== Records to process ==

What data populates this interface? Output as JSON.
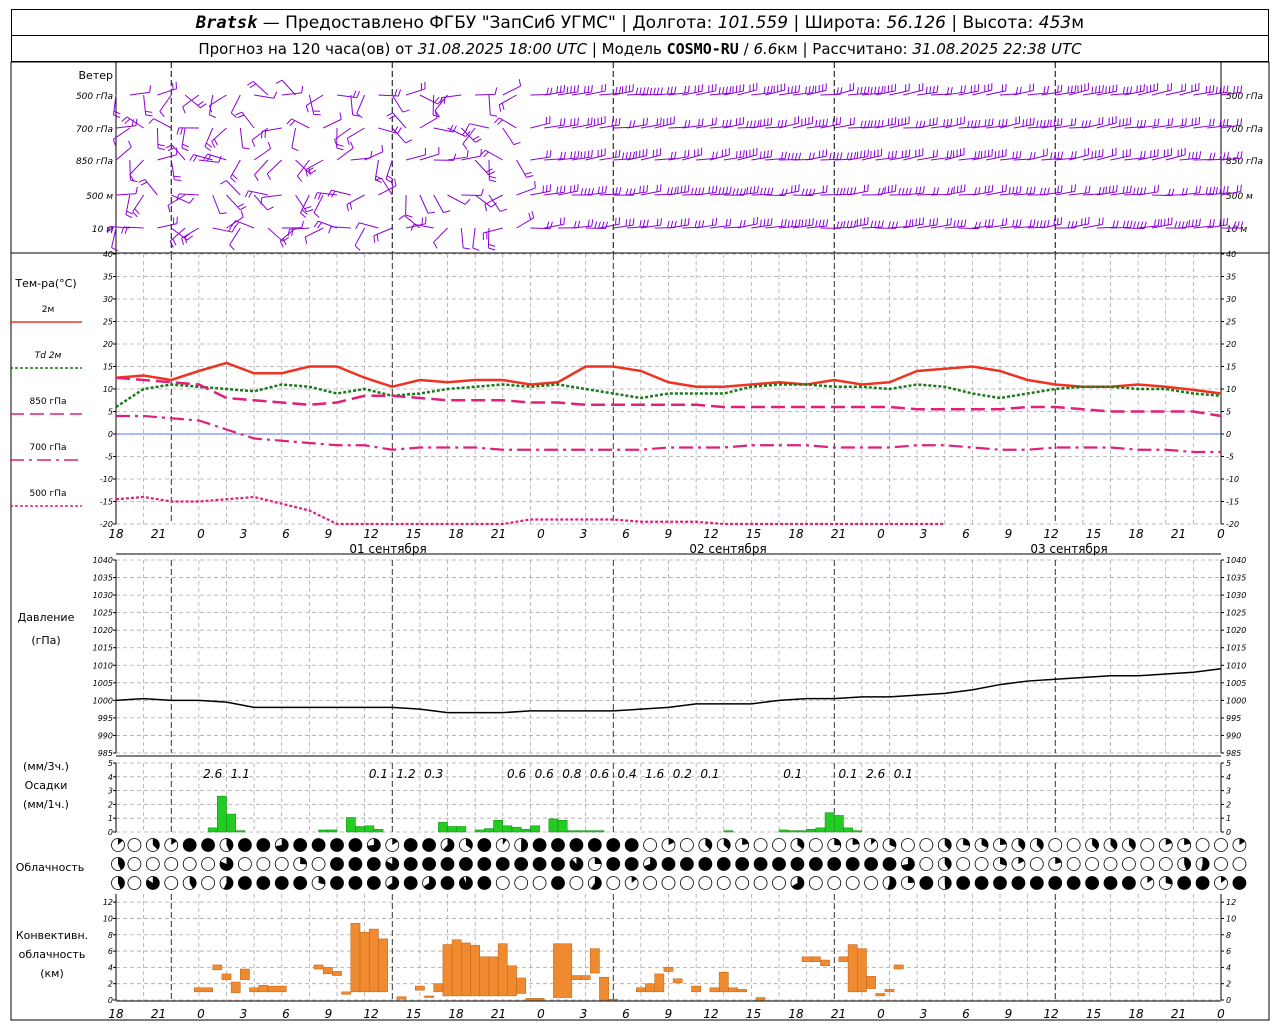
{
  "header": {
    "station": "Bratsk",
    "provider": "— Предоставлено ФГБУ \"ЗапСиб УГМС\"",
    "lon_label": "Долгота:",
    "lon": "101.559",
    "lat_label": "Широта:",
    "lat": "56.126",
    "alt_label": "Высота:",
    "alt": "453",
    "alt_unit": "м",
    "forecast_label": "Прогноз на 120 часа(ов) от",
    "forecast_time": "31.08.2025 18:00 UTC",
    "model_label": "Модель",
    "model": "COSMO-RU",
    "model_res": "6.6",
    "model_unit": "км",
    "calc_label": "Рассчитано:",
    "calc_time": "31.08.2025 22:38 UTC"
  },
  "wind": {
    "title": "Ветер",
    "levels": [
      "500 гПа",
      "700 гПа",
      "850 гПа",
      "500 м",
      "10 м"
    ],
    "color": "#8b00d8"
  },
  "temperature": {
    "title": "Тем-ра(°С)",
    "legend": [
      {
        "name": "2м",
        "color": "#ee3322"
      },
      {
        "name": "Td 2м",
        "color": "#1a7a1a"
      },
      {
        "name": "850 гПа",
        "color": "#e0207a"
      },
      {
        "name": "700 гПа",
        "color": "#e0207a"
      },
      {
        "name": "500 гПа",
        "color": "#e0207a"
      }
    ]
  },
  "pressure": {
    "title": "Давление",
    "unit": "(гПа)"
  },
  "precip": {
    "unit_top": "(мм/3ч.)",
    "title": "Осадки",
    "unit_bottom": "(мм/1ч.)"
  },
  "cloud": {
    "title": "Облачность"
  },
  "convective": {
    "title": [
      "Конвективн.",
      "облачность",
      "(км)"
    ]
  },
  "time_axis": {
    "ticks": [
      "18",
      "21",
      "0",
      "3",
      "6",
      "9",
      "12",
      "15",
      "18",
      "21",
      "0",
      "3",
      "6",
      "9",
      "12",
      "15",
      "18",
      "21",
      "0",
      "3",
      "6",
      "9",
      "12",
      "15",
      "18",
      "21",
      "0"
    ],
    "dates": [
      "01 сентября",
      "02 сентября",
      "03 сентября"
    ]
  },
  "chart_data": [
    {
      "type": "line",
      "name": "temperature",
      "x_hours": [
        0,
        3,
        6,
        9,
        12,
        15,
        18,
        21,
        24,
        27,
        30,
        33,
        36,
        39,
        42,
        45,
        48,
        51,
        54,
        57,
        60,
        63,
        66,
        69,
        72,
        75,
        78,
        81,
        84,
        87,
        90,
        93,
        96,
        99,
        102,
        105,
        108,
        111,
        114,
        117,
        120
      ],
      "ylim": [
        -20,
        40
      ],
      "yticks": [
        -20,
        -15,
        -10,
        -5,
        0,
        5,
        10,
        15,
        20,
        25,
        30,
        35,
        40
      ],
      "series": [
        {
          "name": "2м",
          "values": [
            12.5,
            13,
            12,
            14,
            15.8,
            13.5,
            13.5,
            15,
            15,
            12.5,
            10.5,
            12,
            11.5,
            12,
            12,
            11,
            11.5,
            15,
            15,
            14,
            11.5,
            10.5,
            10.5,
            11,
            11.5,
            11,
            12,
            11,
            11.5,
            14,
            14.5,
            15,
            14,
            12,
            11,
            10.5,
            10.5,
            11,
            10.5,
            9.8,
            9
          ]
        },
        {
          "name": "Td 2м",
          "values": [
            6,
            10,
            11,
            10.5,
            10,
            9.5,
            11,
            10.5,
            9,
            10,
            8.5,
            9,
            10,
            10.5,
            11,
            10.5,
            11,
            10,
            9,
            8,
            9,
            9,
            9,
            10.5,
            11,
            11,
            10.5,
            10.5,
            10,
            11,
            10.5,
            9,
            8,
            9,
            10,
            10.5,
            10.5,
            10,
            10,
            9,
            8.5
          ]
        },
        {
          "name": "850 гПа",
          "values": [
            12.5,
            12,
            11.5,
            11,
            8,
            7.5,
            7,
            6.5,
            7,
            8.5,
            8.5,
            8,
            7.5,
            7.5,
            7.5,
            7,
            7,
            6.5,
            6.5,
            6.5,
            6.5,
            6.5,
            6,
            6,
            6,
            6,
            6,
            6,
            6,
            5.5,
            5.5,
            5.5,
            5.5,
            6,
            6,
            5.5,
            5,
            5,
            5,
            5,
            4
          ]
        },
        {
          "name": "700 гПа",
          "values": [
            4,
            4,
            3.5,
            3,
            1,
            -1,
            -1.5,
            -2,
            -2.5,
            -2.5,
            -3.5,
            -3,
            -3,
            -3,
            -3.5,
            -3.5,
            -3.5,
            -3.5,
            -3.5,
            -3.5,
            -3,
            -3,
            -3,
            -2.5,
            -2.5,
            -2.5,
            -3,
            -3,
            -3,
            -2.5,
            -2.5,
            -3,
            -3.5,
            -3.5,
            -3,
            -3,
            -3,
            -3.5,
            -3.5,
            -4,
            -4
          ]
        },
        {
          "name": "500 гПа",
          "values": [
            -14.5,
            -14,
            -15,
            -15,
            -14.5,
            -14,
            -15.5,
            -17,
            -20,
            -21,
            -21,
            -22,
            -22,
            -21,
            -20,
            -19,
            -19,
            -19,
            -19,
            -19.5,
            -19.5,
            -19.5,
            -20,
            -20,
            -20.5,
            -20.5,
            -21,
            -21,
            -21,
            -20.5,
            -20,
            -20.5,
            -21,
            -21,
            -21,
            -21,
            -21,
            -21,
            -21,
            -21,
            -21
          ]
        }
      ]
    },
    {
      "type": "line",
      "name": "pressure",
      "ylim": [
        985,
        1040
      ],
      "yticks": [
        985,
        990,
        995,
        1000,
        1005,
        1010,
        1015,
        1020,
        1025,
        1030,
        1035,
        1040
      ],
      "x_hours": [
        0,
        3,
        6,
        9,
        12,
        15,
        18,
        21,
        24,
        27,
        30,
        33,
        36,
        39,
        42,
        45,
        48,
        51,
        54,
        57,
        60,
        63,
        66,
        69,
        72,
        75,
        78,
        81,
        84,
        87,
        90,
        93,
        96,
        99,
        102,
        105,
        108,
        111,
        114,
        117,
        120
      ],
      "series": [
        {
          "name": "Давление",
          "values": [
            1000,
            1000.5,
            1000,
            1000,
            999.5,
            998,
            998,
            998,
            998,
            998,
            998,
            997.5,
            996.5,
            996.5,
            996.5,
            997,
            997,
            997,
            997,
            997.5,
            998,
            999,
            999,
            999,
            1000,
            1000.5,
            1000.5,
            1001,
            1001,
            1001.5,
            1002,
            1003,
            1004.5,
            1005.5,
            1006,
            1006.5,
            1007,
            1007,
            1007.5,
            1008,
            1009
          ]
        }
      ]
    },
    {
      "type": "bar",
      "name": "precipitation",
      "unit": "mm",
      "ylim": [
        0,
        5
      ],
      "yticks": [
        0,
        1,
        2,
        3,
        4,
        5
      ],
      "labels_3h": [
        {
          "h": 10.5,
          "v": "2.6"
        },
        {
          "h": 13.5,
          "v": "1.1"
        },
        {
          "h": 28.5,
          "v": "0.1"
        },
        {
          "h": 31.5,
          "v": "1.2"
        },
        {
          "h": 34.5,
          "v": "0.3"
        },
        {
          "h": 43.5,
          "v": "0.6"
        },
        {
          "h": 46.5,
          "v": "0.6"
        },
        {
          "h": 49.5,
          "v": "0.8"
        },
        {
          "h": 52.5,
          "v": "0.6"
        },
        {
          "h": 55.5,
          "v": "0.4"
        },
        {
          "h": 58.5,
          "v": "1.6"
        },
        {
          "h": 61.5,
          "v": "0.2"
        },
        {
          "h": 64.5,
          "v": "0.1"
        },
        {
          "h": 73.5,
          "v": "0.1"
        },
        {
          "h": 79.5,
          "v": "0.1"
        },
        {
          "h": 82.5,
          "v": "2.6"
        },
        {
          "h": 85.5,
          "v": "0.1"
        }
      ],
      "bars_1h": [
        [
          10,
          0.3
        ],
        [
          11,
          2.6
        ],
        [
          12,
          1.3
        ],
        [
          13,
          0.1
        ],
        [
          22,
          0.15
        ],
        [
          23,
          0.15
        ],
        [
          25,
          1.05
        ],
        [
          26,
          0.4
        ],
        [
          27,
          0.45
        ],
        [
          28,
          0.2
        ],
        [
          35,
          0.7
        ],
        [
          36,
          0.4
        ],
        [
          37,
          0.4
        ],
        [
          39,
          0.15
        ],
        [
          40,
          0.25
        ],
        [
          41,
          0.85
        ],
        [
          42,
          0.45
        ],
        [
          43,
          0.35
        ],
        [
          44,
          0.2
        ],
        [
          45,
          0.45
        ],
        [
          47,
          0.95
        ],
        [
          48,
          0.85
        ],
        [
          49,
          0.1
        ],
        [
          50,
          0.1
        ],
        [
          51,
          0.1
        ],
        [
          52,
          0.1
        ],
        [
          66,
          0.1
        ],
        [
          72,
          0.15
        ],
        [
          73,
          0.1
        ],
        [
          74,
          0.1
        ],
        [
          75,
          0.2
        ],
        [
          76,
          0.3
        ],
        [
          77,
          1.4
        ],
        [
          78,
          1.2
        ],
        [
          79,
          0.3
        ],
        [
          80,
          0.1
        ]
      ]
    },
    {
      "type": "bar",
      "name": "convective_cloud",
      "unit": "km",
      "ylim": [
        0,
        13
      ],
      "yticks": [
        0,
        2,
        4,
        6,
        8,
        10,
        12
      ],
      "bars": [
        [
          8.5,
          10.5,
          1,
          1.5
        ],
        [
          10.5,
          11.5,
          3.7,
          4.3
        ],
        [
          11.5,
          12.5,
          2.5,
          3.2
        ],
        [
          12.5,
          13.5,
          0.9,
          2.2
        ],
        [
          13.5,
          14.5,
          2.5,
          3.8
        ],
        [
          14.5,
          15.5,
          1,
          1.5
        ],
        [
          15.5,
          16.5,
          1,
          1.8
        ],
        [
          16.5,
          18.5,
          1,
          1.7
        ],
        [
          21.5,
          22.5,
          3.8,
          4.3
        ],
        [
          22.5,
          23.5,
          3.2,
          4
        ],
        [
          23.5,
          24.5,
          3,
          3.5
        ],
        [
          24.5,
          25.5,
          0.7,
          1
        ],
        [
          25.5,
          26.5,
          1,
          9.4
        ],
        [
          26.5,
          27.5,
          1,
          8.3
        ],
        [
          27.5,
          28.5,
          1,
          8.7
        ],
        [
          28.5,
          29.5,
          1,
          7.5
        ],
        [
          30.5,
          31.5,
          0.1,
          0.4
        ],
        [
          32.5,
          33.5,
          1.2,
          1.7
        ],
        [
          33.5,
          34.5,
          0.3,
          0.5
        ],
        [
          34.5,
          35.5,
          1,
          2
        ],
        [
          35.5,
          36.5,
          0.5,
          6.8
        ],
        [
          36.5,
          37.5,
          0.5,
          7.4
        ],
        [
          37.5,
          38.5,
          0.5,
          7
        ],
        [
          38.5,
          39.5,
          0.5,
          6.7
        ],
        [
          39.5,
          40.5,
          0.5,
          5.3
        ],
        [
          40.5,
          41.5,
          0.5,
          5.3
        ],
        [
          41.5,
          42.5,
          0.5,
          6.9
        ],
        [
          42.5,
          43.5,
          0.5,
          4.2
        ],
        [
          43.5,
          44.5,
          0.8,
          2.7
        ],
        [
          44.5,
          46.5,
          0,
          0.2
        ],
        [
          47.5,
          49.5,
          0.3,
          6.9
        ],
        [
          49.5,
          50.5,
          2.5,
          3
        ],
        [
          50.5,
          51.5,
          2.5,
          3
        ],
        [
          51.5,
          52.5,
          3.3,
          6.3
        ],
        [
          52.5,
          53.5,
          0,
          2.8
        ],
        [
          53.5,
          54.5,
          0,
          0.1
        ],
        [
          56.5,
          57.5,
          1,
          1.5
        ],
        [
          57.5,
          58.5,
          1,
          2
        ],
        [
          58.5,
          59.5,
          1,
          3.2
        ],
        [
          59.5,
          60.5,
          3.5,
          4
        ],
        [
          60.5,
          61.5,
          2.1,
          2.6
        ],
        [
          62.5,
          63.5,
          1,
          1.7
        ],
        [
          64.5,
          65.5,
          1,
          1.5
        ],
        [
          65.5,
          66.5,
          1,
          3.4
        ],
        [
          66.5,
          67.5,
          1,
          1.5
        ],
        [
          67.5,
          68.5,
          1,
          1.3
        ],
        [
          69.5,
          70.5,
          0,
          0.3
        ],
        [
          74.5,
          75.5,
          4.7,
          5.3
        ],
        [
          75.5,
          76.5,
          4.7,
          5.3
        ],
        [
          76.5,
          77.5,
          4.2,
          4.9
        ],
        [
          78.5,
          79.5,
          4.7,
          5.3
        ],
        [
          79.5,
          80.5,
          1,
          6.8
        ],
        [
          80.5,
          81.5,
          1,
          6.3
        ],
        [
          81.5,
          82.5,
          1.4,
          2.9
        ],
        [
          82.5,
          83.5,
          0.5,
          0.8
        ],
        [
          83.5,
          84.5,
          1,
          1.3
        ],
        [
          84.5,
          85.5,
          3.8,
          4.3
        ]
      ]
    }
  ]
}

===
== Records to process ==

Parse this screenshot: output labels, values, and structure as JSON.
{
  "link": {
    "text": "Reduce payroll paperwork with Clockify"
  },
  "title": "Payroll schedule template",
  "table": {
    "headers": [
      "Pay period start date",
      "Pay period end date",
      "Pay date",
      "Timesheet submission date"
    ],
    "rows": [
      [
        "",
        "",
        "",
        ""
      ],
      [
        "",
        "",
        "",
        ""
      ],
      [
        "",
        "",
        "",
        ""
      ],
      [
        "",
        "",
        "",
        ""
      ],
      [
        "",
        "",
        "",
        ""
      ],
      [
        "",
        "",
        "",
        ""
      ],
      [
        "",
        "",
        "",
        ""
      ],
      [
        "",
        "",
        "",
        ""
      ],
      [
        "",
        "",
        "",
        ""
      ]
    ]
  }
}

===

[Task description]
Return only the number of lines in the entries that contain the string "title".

[Answer to this task]
7